The Pilot Program to implement the Learning to Live Together (LTLT) Programme in the Tana River County came to an end, delivering positive outcomes, particularly in relation to its impact on children, teachers and the communities.
The initiative, which took off in September 2014, was developed by Arigatou International Geneva, in partnership with the Ministry of Education, Science and Technology of Kenya (MoEST) and UNESCO Regional Office for Eastern Africa, reaching 657 children between 9 and 17 years old.
“Interaction between teachers from different ethnic communities –which had been close to nonexistent before the training, has improved greately and has compelled them to change their attitudes and views of others.”
Ministry of Education, Kenya
The communities of Tana River are heavily disturbed by inter-ethnic violence and tribal issues. The resulting violence and disruption has particularly affected the lives of children. The pilot program aimed to equip children to make ethical decisions, nurture their spirituality and contribute collectively to transform their communities, based on values that promote respect for their own and others’ culture and beliefs.
During the program, 15 officers from the MoEST were trained as trainers of the LTLT program; 23 teachers were trained as facilitators throughout three Basic Training Workshops, and 30 Curriculum Development Officers were trained in order to identify ways to incorporate the key concepts of the LTLT Programme into the national curriculum. Also, a customized Teacher Activity Book was developed as a pedagogical guideline for the teachers of the region.

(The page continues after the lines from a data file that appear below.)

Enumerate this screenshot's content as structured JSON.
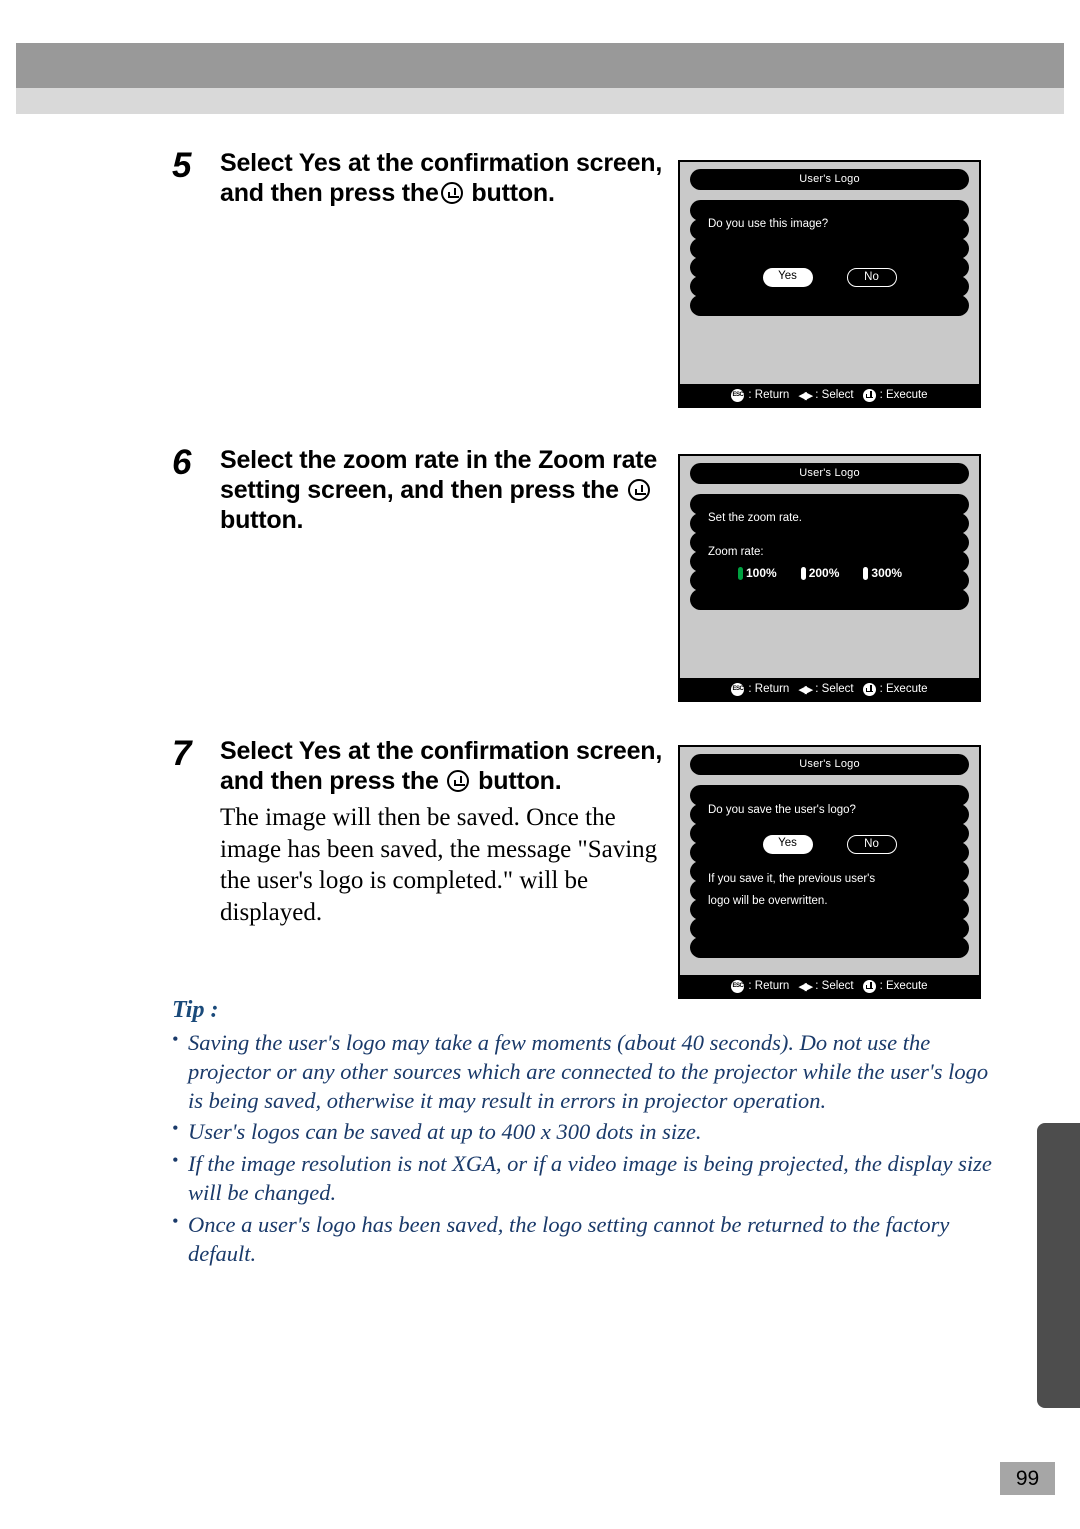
{
  "page": {
    "number": "99"
  },
  "steps": [
    {
      "num": "5",
      "heading_before": "Select Yes at the confirmation screen, and then press the",
      "heading_after": "button.",
      "body": ""
    },
    {
      "num": "6",
      "heading_before": "Select the zoom rate in the Zoom rate setting screen, and then press the",
      "heading_after": "button.",
      "body": ""
    },
    {
      "num": "7",
      "heading_before": "Select Yes at the confirmation screen, and then press the",
      "heading_after": "button.",
      "body": "The image will then be saved. Once the image has been saved, the message \"Saving the user's logo is completed.\" will be displayed."
    }
  ],
  "screens": [
    {
      "title": "User's Logo",
      "message": "Do you use this image?",
      "buttons": [
        {
          "label": "Yes",
          "selected": true
        },
        {
          "label": "No",
          "selected": false
        }
      ],
      "footer": [
        {
          "icon": "esc-icon",
          "label": ": Return"
        },
        {
          "icon": "left-right-arrow-icon",
          "label": ": Select"
        },
        {
          "icon": "enter-icon",
          "label": ": Execute"
        }
      ]
    },
    {
      "title": "User's Logo",
      "message": "Set the zoom rate.",
      "field_label": "Zoom rate:",
      "options": [
        {
          "label": "100%",
          "selected": true
        },
        {
          "label": "200%",
          "selected": false
        },
        {
          "label": "300%",
          "selected": false
        }
      ],
      "footer": [
        {
          "icon": "esc-icon",
          "label": ": Return"
        },
        {
          "icon": "left-right-arrow-icon",
          "label": ": Select"
        },
        {
          "icon": "enter-icon",
          "label": ": Execute"
        }
      ]
    },
    {
      "title": "User's Logo",
      "message": "Do you save the user's logo?",
      "buttons": [
        {
          "label": "Yes",
          "selected": true
        },
        {
          "label": "No",
          "selected": false
        }
      ],
      "note_line1": "If you save it, the previous user's",
      "note_line2": "logo will be overwritten.",
      "footer": [
        {
          "icon": "esc-icon",
          "label": ": Return"
        },
        {
          "icon": "left-right-arrow-icon",
          "label": ": Select"
        },
        {
          "icon": "enter-icon",
          "label": ": Execute"
        }
      ]
    }
  ],
  "tip": {
    "title": "Tip :",
    "items": [
      "Saving the user's logo may take a few moments (about 40 seconds). Do not use the projector or any other sources which are connected to the projector while the user's logo is being saved, otherwise it may result in errors in projector operation.",
      "User's logos can be saved at up to 400 x 300 dots in size.",
      "If the image resolution is not XGA, or if a video image is being projected, the display size will be changed.",
      "Once a user's logo has been saved, the logo setting cannot be returned to the factory default."
    ]
  },
  "colors": {
    "header_dark": "#999999",
    "header_light": "#d9d9d9",
    "side_tab": "#4d4d4d",
    "page_box": "#a6a6a6",
    "screen_bg": "#c9c9c9",
    "selected_radio": "#00a040",
    "tip_text": "#1a3a6a"
  }
}
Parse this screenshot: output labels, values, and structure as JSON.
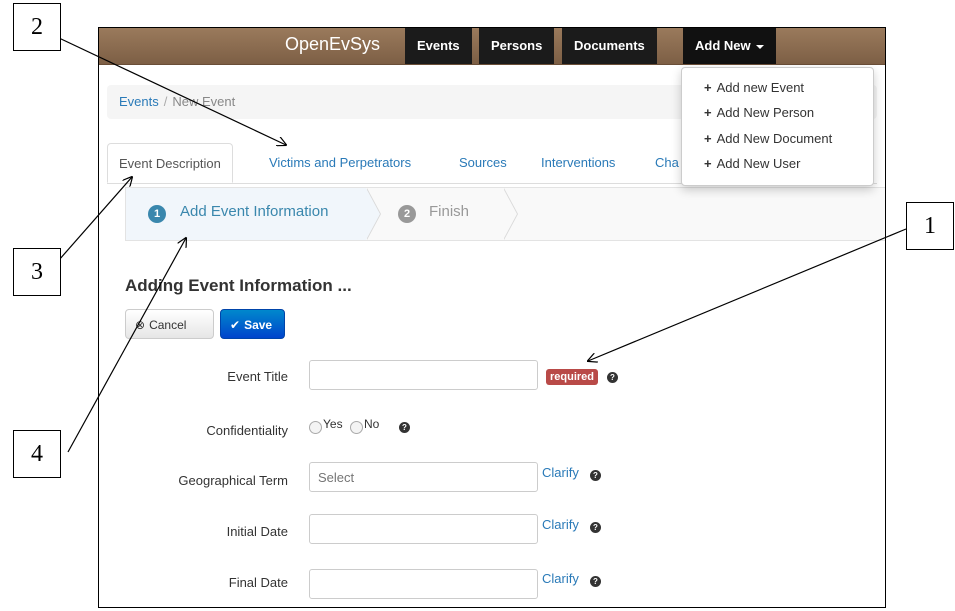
{
  "navbar": {
    "brand": "OpenEvSys",
    "items": [
      "Events",
      "Persons",
      "Documents",
      "Add New"
    ]
  },
  "dropdown": {
    "items": [
      "Add new Event",
      "Add New Person",
      "Add New Document",
      "Add New User"
    ]
  },
  "breadcrumb": {
    "root": "Events",
    "separator": "/",
    "current": "New Event"
  },
  "tabs": [
    "Event Description",
    "Victims and Perpetrators",
    "Sources",
    "Interventions",
    "Cha"
  ],
  "wizard": {
    "steps": [
      {
        "number": "1",
        "label": "Add Event Information"
      },
      {
        "number": "2",
        "label": "Finish"
      }
    ]
  },
  "form": {
    "heading": "Adding Event Information ...",
    "cancel_label": "Cancel",
    "save_label": "Save",
    "fields": {
      "title_label": "Event Title",
      "required_badge": "required",
      "confidentiality_label": "Confidentiality",
      "yes": "Yes",
      "no": "No",
      "geo_label": "Geographical Term",
      "geo_placeholder": "Select",
      "initial_date_label": "Initial Date",
      "final_date_label": "Final Date",
      "clarify": "Clarify"
    }
  },
  "callouts": [
    "1",
    "2",
    "3",
    "4"
  ],
  "colors": {
    "navbar": "#8b6b4f",
    "link": "#2a7ab8",
    "required": "#b94a48",
    "save": "#0066cc"
  }
}
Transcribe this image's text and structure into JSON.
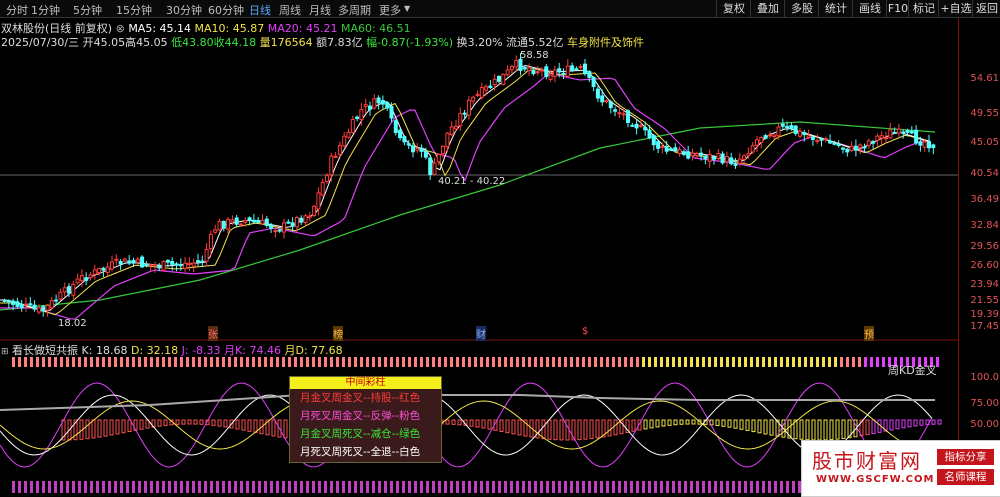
{
  "toolbar": {
    "tabs": [
      "分时",
      "1分钟",
      "5分钟",
      "15分钟",
      "30分钟",
      "60分钟",
      "日线",
      "周线",
      "月线",
      "多周期",
      "更多"
    ],
    "active_tab": "日线",
    "right_buttons": [
      "复权",
      "叠加",
      "多股",
      "统计",
      "画线",
      "F10",
      "标记",
      "+自选",
      "返回"
    ]
  },
  "stock": {
    "title": "双林股份(日线 前复权)",
    "ma5": "MA5: 45.14",
    "ma10": "MA10: 45.87",
    "ma20": "MA20: 45.21",
    "ma60": "MA60: 46.51",
    "date": "2025/07/30/三",
    "open": "开45.05",
    "high": "高45.05",
    "low": "低43.80",
    "close": "收44.18",
    "volume": "量176564",
    "amount": "额7.83亿",
    "change": "幅-0.87(-1.93%)",
    "turnover": "换3.20%",
    "float": "流通5.52亿",
    "sector": "车身附件及饰件"
  },
  "price_axis": [
    "54.61",
    "49.55",
    "45.05",
    "40.54",
    "36.49",
    "32.84",
    "29.56",
    "26.60",
    "23.94",
    "21.55",
    "19.39",
    "17.45"
  ],
  "annotations": {
    "high_mark": "58.58",
    "low_mark": "18.02",
    "gap_label": "40.21 - 40.22",
    "event_markers": [
      "张",
      "榜",
      "财",
      "$",
      "预"
    ]
  },
  "indicator": {
    "name": "看长做短共振",
    "k": "K: 18.68",
    "d": "D: 32.18",
    "j": "J: -8.33",
    "month_k": "月K: 74.46",
    "month_d": "月D: 77.68",
    "axis": [
      "100.0",
      "75.00",
      "50.00"
    ],
    "side_label": "周KD金叉"
  },
  "legend": {
    "title": "中间彩柱",
    "rows": [
      {
        "text": "月金叉周金叉--持股--红色",
        "color": "#ff3b3b"
      },
      {
        "text": "月死叉周金叉--反弹--粉色",
        "color": "#ff4fd8"
      },
      {
        "text": "月金叉周死叉--减仓--绿色",
        "color": "#39e639"
      },
      {
        "text": "月死叉周死叉--全退--白色",
        "color": "#ffffff"
      }
    ]
  },
  "watermark": {
    "title": "股市财富网",
    "url": "WWW.GSCFW.COM",
    "tag1": "指标分享",
    "tag2": "名师课程"
  },
  "colors": {
    "up": "#ff3b3b",
    "down": "#54ffff",
    "ma5": "#ffffff",
    "ma10": "#f2e34a",
    "ma20": "#e040fb",
    "ma60": "#37c83a"
  }
}
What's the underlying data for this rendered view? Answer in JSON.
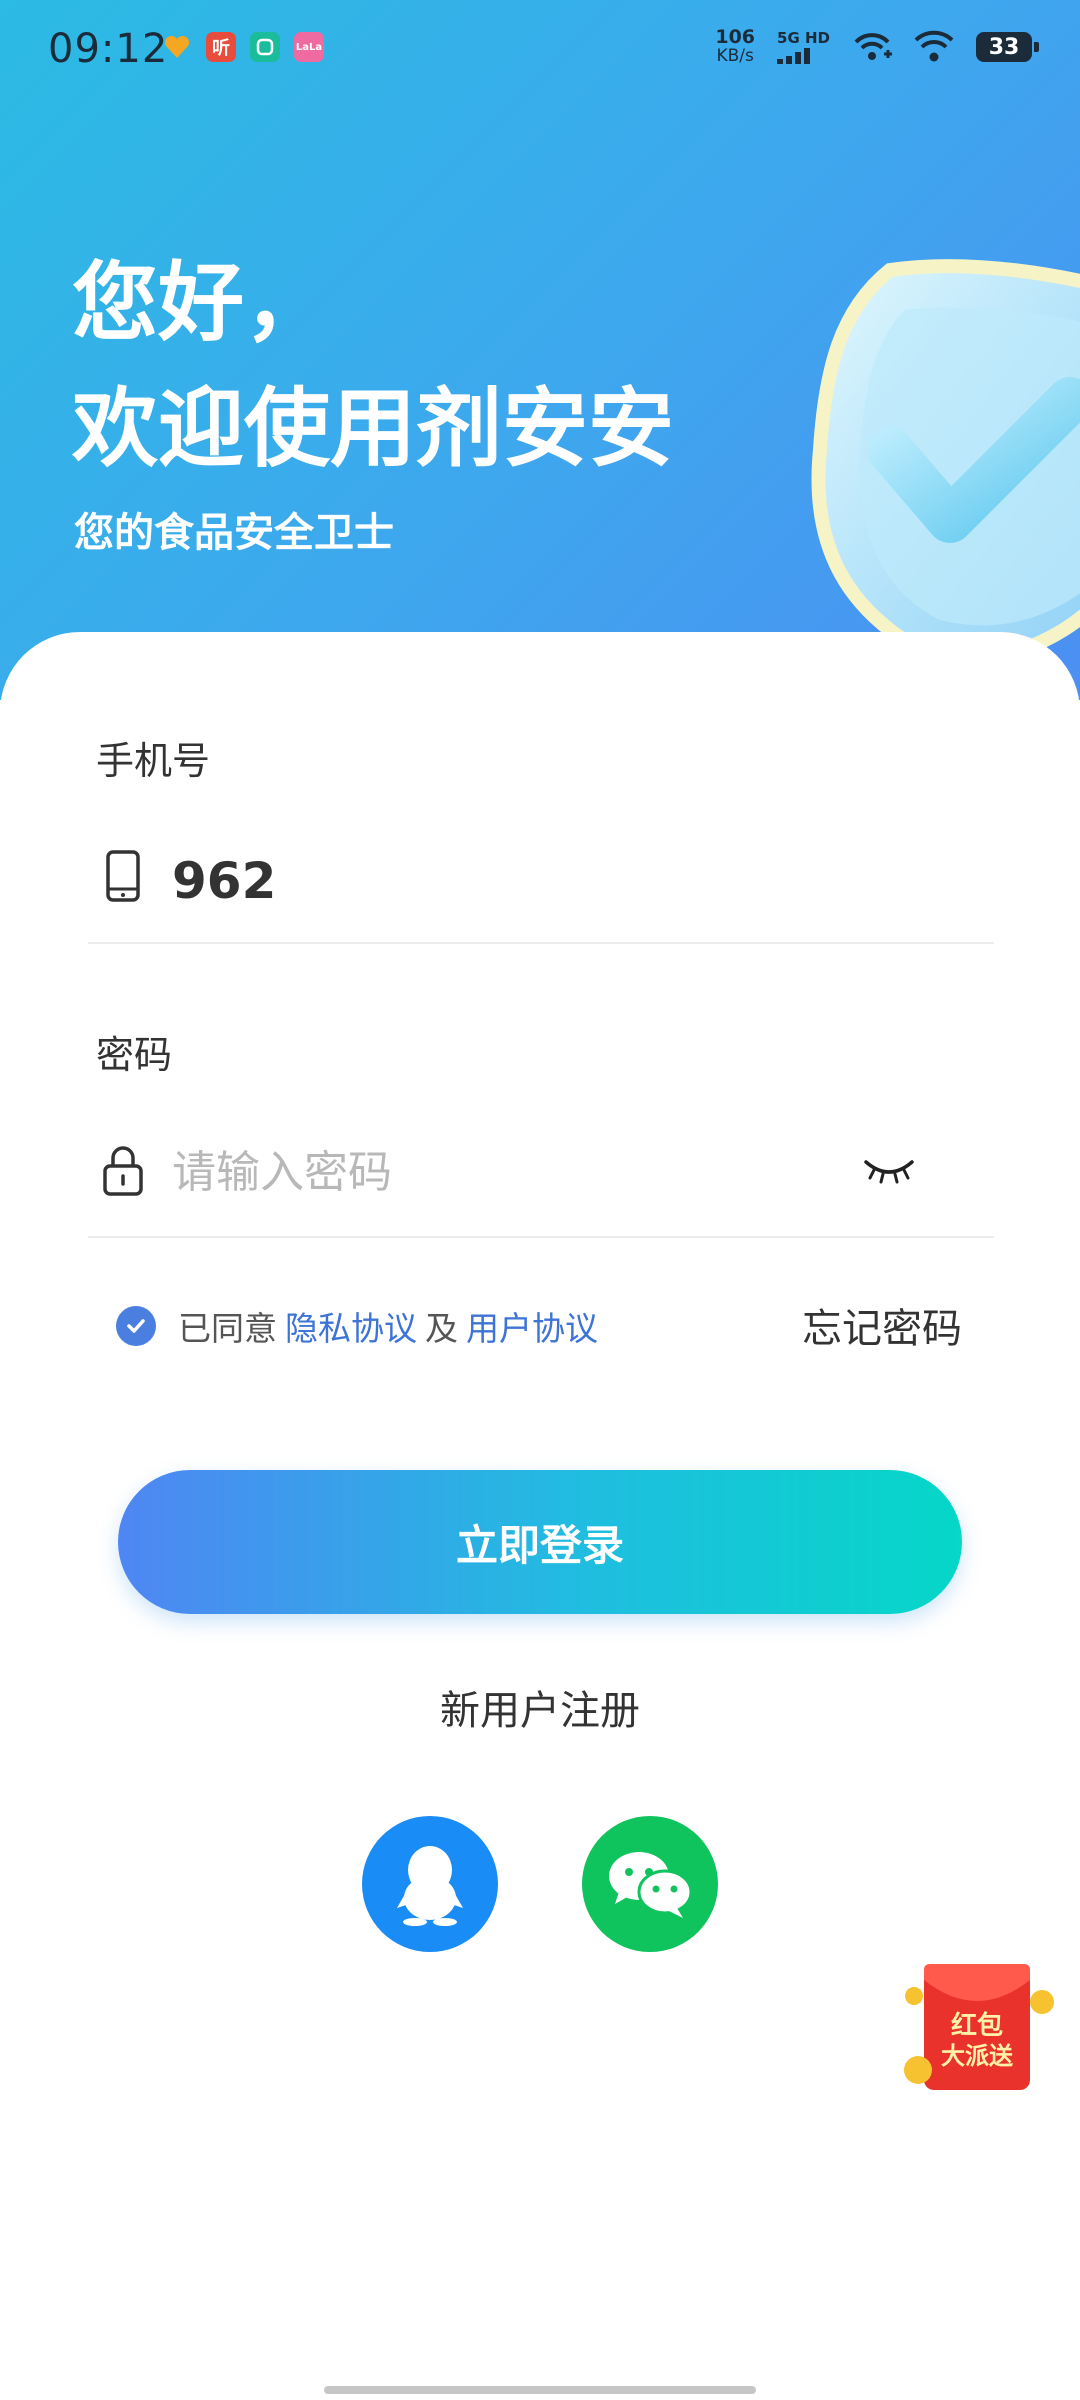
{
  "status_bar": {
    "time": "09:12",
    "notifications": [
      {
        "icon": "heart-app-icon",
        "text": "",
        "color": "#f5a623"
      },
      {
        "icon": "listen-app-icon",
        "text": "听",
        "color": "#e74c3c"
      },
      {
        "icon": "mi-home-app-icon",
        "text": "",
        "color": "#1abc9c"
      },
      {
        "icon": "lala-app-icon",
        "text": "LaLa",
        "color": "#ef6aa0"
      }
    ],
    "net_speed_value": "106",
    "net_speed_unit": "KB/s",
    "signal_label": "5G HD",
    "battery": "33"
  },
  "hero": {
    "greeting": "您好，",
    "welcome": "欢迎使用剂安安",
    "subtitle": "您的食品安全卫士"
  },
  "form": {
    "phone_label": "手机号",
    "phone_value": "962",
    "password_label": "密码",
    "password_placeholder": "请输入密码"
  },
  "agreement": {
    "prefix": "已同意",
    "privacy_link": "隐私协议",
    "and": "及",
    "user_link": "用户协议",
    "forgot": "忘记密码"
  },
  "actions": {
    "login": "立即登录",
    "register": "新用户注册"
  },
  "promo": {
    "line1": "红包",
    "line2": "大派送"
  },
  "colors": {
    "accent": "#4a7fe0",
    "qq": "#1a8cf5",
    "wechat": "#0fc35d"
  }
}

The ethics education program was systematically implemented between February and July 2015 in 13 public schools in the Tana River County, in sessions of 45 minutes, for 13 consecutive weeks. Between June and August 2015, child-led initiatives were held in the different schools, and more than 200 children and teachers from the participating schools came together to share their experiences and learnings on the occasion of the International Day of Peace.
“The training workshop helped me to change my attitude and behavior towards the pupils in such a way that I can contribute to a new society where we can understand one another.”
After conducting a Monitoring and Evaluation process, findings showed that the training experience allowed teachers to discover personal and professional skills to improve their interaction with children, equipped them to create safe learning environments, and helped them to develop abilities to handle conflicts in and outside the classroom.
The implementation of the program succeeded in developing children’s critical thinking by challenging their stereotypes and views about others. It also contributed to increase children’s knowledge and understanding about the violence and injustice that affect their schools and communities.
“Before the lessons I would not mind if we fought for the rest of our lives. I enjoyed beating people up; I don’t anymore.”
Teachers reported that the program made a significant contribution to children’s relations with others by creating opportunities for children to interact with people of different backgrounds, cultures, and beliefs. By nurturing children’s spirituality, children’s are now more able to handle their emotions and approach problems with an attitude of reconciliation. All schools reported an increase of respectful relations between the children.
The success of the Tana River experience is a model for replication in other places affected by inter-ethnic and inter-religious violence, as well as a contribution to tackle some of the root causes of violent extremism and promote peace building.